▸ **DATASET**
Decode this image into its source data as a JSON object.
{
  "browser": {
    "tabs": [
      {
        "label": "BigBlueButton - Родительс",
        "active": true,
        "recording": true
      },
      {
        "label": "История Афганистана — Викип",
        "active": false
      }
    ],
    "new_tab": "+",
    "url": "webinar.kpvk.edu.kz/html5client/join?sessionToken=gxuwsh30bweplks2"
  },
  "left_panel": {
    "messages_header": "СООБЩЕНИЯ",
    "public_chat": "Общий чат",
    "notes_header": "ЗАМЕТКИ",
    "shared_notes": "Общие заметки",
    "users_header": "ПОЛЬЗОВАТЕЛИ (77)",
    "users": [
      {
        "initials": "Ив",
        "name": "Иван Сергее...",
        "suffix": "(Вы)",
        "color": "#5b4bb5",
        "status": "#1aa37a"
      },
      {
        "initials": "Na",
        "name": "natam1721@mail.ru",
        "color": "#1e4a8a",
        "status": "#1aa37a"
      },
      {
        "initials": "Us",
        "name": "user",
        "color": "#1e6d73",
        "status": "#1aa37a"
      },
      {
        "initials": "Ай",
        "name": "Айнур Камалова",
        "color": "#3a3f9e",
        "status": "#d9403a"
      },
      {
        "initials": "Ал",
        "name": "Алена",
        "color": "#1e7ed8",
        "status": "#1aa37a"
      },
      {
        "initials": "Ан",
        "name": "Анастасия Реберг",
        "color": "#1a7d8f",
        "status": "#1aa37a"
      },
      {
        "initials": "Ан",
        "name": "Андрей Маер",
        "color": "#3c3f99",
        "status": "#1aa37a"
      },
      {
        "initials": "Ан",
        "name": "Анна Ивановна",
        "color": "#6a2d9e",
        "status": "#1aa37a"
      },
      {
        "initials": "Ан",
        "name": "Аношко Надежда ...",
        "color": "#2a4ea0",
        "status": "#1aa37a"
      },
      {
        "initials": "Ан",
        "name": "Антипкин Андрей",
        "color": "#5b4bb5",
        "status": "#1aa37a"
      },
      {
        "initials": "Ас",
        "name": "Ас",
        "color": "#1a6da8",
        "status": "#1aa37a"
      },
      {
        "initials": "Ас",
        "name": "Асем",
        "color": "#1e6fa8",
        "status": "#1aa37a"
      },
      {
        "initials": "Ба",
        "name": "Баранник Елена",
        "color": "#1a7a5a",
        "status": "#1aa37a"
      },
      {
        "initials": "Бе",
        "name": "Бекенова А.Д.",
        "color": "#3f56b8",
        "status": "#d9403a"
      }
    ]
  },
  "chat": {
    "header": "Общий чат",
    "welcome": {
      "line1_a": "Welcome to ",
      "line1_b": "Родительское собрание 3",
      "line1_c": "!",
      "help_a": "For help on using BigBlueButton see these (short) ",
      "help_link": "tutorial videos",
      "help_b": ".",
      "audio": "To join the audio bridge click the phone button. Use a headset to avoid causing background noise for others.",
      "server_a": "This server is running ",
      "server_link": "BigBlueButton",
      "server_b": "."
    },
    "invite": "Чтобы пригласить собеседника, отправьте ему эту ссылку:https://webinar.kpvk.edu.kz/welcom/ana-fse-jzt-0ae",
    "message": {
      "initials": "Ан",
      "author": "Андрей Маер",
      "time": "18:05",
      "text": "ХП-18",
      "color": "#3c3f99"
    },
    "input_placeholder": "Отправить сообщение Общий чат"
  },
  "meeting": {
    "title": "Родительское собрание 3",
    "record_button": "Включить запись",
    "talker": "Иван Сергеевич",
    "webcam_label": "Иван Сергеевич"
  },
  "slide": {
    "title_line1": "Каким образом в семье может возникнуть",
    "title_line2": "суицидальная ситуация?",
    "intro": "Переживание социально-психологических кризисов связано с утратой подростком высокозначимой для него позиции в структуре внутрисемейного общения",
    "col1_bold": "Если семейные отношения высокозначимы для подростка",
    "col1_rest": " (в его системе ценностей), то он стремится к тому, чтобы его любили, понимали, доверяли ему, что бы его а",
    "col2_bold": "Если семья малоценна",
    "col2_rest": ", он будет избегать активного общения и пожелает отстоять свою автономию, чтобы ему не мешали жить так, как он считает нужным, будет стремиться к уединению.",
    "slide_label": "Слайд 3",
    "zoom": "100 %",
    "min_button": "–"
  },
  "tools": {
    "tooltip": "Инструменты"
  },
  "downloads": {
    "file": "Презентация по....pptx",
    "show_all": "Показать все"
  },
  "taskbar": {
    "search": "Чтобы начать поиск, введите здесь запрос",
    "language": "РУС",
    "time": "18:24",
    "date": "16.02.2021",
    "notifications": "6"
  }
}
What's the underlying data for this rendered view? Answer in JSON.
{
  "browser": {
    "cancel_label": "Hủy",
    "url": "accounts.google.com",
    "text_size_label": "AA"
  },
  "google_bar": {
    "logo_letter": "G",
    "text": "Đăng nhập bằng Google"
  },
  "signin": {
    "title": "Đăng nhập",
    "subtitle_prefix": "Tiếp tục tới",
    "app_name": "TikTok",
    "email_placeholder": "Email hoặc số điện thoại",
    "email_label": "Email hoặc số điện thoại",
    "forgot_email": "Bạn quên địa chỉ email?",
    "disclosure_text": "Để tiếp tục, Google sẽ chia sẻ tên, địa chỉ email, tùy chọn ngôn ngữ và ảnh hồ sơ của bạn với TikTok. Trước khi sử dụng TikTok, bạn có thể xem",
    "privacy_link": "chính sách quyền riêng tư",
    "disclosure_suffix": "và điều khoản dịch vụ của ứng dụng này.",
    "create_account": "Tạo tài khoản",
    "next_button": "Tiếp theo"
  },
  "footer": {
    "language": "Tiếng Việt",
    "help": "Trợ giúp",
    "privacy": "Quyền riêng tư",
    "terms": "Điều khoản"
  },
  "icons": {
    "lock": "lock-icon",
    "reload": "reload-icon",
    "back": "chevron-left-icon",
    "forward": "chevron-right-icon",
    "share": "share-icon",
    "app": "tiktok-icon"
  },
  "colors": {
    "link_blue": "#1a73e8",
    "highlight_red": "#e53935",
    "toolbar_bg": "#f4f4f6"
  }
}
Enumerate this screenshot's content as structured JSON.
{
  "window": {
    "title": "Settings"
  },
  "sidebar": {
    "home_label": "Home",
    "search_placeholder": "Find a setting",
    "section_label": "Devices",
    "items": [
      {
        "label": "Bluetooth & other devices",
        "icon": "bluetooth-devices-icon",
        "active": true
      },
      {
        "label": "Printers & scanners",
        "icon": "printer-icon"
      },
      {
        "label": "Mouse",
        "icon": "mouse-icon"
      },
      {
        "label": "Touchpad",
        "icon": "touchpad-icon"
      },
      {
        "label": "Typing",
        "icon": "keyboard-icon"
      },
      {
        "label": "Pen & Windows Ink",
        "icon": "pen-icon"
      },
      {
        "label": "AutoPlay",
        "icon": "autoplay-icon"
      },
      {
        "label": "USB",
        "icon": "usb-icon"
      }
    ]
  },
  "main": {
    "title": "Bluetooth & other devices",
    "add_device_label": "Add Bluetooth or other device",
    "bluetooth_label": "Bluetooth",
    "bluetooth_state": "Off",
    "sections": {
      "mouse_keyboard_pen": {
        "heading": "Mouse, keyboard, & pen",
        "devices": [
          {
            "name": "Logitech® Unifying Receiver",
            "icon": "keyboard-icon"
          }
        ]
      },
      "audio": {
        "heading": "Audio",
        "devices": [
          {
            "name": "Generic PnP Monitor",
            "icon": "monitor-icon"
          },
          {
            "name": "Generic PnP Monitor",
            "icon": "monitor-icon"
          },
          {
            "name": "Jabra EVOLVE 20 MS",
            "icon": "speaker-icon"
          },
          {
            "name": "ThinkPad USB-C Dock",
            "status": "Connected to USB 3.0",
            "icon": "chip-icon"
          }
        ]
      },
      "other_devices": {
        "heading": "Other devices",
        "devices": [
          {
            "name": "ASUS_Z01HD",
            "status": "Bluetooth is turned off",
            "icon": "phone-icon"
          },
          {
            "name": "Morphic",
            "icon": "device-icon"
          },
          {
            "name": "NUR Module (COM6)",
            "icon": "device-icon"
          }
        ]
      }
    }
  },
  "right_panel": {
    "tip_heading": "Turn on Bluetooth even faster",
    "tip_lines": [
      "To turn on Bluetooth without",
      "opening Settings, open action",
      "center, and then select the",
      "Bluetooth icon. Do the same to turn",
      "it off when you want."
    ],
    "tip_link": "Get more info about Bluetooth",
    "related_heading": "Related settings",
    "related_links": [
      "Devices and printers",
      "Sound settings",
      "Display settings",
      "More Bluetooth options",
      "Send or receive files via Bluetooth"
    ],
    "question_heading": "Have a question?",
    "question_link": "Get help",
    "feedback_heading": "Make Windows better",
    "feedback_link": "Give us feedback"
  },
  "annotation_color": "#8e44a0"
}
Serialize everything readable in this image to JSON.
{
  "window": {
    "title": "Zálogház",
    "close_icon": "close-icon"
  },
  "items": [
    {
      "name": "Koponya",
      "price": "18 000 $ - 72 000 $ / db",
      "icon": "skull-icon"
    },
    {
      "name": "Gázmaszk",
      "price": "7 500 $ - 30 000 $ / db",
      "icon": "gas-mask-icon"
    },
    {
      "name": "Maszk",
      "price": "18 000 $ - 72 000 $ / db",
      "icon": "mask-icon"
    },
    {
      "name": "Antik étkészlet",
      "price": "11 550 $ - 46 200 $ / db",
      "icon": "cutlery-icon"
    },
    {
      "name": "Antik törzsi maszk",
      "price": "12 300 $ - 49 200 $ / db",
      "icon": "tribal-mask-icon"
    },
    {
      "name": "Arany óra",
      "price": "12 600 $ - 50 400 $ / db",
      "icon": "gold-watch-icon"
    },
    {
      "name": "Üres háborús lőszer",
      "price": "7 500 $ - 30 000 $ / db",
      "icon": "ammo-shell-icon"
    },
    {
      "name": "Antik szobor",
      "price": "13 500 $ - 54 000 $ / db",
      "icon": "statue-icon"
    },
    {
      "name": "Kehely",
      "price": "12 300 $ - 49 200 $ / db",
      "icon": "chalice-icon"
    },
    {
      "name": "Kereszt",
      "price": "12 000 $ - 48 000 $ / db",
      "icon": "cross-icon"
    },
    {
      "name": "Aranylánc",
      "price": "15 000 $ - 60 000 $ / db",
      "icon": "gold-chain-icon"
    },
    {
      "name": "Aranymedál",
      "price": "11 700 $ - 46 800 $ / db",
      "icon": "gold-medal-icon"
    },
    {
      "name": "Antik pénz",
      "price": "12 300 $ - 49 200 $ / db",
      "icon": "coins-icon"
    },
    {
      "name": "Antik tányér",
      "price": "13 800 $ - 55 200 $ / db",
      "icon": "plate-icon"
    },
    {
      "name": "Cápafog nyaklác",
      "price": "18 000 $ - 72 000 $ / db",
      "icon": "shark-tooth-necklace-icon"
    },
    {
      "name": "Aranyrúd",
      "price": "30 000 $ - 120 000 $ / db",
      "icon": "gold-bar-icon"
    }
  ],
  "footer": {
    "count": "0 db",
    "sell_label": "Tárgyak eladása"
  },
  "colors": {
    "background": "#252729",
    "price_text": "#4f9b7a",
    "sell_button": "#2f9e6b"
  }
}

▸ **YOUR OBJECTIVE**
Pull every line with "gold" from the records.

▸ **EXERCISE OUTPUT**
      "icon": "gold-watch-icon"
      "icon": "gold-chain-icon"
      "icon": "gold-medal-icon"
      "icon": "gold-bar-icon"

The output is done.